• What needs to be done: Search the data below for the string "deleted". Extract every line that contains it.

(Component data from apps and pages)
—————

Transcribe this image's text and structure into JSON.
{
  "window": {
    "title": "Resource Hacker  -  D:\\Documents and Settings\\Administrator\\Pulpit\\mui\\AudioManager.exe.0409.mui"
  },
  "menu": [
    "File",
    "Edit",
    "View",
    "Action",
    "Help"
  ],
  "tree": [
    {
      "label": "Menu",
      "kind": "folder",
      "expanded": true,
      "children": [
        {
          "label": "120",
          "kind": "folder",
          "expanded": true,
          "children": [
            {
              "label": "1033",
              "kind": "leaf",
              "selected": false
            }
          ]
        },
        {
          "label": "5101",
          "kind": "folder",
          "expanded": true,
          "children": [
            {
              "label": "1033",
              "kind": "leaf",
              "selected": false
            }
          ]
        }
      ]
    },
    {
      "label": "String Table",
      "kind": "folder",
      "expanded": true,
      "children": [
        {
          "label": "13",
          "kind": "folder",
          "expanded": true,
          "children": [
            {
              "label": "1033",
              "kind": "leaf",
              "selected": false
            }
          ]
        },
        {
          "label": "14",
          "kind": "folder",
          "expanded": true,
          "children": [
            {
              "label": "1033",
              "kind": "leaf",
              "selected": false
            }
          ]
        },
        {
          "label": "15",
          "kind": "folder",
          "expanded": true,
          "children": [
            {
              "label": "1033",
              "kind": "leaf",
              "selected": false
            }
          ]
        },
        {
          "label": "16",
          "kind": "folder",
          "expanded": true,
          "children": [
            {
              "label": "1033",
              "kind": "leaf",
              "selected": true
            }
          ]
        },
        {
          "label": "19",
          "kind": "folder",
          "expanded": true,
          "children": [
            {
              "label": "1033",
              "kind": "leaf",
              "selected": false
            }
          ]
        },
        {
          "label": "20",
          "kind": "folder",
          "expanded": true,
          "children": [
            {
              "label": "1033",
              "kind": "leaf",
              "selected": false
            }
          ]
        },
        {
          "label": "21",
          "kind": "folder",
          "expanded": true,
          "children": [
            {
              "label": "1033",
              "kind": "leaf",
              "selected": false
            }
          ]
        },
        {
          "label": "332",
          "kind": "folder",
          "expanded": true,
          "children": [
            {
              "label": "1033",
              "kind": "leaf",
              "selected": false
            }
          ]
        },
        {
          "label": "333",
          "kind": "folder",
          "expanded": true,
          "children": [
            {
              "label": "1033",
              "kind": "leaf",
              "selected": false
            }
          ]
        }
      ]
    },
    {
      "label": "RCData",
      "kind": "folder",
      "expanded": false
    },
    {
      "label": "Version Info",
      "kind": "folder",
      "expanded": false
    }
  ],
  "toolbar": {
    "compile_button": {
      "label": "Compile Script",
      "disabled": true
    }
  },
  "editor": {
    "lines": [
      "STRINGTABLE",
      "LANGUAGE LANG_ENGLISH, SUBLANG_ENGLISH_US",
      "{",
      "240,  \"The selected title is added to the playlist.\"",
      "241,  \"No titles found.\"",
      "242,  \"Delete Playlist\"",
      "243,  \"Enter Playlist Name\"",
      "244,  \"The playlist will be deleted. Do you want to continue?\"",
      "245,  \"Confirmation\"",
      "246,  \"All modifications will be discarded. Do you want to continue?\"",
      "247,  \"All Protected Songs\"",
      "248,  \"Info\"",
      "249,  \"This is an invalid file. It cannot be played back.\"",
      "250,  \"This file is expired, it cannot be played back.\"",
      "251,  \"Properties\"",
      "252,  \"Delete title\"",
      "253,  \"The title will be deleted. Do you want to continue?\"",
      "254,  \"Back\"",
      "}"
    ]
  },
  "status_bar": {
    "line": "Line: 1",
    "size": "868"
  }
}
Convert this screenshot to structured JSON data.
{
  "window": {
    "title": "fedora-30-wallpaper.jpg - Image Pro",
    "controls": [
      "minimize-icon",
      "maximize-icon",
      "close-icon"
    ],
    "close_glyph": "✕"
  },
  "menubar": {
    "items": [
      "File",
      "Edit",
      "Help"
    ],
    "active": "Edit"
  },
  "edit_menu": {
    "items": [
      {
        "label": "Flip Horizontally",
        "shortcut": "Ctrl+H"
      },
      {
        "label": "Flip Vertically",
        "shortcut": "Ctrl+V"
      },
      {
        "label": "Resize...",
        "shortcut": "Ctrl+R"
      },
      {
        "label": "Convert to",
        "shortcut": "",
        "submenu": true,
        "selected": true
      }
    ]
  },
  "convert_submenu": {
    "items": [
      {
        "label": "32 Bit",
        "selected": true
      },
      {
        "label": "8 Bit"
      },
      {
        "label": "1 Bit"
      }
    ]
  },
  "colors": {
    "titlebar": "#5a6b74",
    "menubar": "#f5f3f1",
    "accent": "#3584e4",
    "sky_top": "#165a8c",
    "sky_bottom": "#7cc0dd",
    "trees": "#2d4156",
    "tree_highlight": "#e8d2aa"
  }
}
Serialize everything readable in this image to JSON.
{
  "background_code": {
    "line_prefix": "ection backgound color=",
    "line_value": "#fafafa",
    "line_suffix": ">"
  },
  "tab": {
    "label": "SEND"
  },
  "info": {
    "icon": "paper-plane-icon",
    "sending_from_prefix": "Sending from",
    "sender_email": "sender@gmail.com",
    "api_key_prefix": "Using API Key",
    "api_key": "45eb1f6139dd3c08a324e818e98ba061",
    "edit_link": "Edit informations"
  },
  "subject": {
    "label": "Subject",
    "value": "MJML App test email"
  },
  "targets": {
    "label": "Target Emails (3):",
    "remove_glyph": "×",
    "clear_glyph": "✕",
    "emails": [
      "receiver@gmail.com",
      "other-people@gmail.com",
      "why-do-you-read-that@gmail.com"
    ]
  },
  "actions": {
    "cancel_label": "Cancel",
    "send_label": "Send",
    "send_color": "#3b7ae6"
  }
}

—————

• Reply:
      "244,  \"The playlist will be deleted. Do you want to continue?\"",
      "253,  \"The title will be deleted. Do you want to continue?\"",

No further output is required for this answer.